Putting our true face forward
I have a bit of a reputation for being a ‘social media’ priest. I post on Twitter (@FatherSchnippel) fairly frequently, and lurk through the pages of Facebook on a regular basis as well. (Confession: I still do not get Instagram.)
Recently on Twitter, I saw this tweet from Christina Mead who works for Life Teen: “@LT_Christina: Be compassionate because people wear a lot of masks.”
This is one of the reasons I love Twitter. It was such a simple sentiment, but such depth of thought was contained within just the 140 characters of space that Twitter lets you use.
In my work with teens and young people, so often they put forward the face that they want me (or any adult, really) to see, or what is often considered their best face.
It makes me wonder why we do such a thing, and I am quite confident that it is not just teens that do this. We put our best face forward, which is really a mask and a shadow of our true face, when in reality, if we just put our true face forward, that is the more authentic person, the person God created us to be, the the face that God sees when He looks to us…. Yet, we are scared, frightened, immobilized from sharing.
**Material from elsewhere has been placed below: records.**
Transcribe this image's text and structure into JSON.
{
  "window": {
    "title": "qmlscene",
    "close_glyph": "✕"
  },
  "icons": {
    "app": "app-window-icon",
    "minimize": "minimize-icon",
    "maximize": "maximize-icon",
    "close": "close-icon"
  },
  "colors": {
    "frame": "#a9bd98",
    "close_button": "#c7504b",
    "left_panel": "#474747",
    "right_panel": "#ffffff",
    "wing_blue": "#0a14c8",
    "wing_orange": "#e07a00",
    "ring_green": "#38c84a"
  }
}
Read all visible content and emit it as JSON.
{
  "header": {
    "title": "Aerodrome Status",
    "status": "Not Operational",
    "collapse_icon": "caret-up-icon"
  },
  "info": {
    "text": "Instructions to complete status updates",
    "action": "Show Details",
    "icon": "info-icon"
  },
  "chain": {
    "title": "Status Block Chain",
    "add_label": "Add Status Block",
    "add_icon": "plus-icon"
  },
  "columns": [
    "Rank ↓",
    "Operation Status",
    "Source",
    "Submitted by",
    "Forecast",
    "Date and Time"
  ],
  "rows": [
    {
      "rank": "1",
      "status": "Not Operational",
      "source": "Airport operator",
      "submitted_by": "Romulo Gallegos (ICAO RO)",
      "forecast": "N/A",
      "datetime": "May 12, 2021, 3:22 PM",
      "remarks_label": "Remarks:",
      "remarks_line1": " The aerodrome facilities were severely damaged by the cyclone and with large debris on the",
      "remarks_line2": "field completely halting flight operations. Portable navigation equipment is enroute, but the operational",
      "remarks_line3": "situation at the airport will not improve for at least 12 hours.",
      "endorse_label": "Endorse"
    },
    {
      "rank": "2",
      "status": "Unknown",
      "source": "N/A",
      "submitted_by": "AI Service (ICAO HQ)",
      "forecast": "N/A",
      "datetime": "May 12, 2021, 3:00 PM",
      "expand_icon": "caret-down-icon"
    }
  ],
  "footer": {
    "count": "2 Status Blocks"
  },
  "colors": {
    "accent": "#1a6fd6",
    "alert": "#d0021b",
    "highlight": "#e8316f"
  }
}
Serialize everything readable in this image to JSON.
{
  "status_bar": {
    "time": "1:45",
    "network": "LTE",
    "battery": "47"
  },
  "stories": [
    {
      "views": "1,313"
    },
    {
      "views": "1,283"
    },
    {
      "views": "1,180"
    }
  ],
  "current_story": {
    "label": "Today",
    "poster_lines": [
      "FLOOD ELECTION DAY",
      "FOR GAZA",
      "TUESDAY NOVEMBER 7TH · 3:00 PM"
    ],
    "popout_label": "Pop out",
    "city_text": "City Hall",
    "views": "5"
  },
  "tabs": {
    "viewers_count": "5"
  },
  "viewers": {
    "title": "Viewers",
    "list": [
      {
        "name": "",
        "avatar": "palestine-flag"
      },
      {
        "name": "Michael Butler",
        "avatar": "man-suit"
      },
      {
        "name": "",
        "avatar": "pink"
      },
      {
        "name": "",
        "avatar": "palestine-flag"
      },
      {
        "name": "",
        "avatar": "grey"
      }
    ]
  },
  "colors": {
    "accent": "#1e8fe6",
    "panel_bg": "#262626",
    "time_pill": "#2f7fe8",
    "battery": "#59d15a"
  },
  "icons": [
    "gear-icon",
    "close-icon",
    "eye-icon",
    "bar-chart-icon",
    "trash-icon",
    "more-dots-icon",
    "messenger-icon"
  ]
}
Ultimately, I think it derives down to fear — fear of rejection, for if I show my true face, no one will like me. Fear of not being liked enough to be accepted. Fear of failure. Fear of not measuring up to the standards others set for you.
These fears, however, are often what holds us back and imprison us to the exact thing we fear! O Irony of Ironies!
Instead, turning to the Gospel, how does Jesus really, actually, look at us? So often, when I look at Him looking at me, what I see is that He is looking at my faults and failings, my weaknesses, my sins, my fears, etc. But is this how He really looks at me?
When He looks at the woman caught in adultery in John 8, He sees her, while everyone else only sees her sins. When He looks to Peter in John 21, He sees the love that underlies the weakness that led to the denials during His Passion. When He looks to Saul in Acts 9, He does not see the murderous threats against the church, but the passion and zeal that drives him to Damascus.
If Jesus can look past all these sins, certainly he can look past ours as well. For when He looks at me, at you, He sees first and foremost the potential that He himself gave. He sees those unique talents that He gave solely to you.
When we operate out of this approach, instead of those fears, we are able to find the freedom that He alone can provide. It also gives us that confidence that brought about the healing in the woman, as well as honed the passion and zeal of both Peter and Paul to proclaim the Gospel to the nations.
How do we develop this trust? I think it is as simple as love for Jesus simply asks Peter: “Do you love me more than these?” We must try to echo Peter’s answer, “Yes, Lord, you know that I love you!”
Might these words permeate the entire self so that each one of us can fulfill that definite purpose that God has planned for us and that we all can continue to give a generous “yes” to the Lord.
Father Schnippel is the archdiocesan vocation director.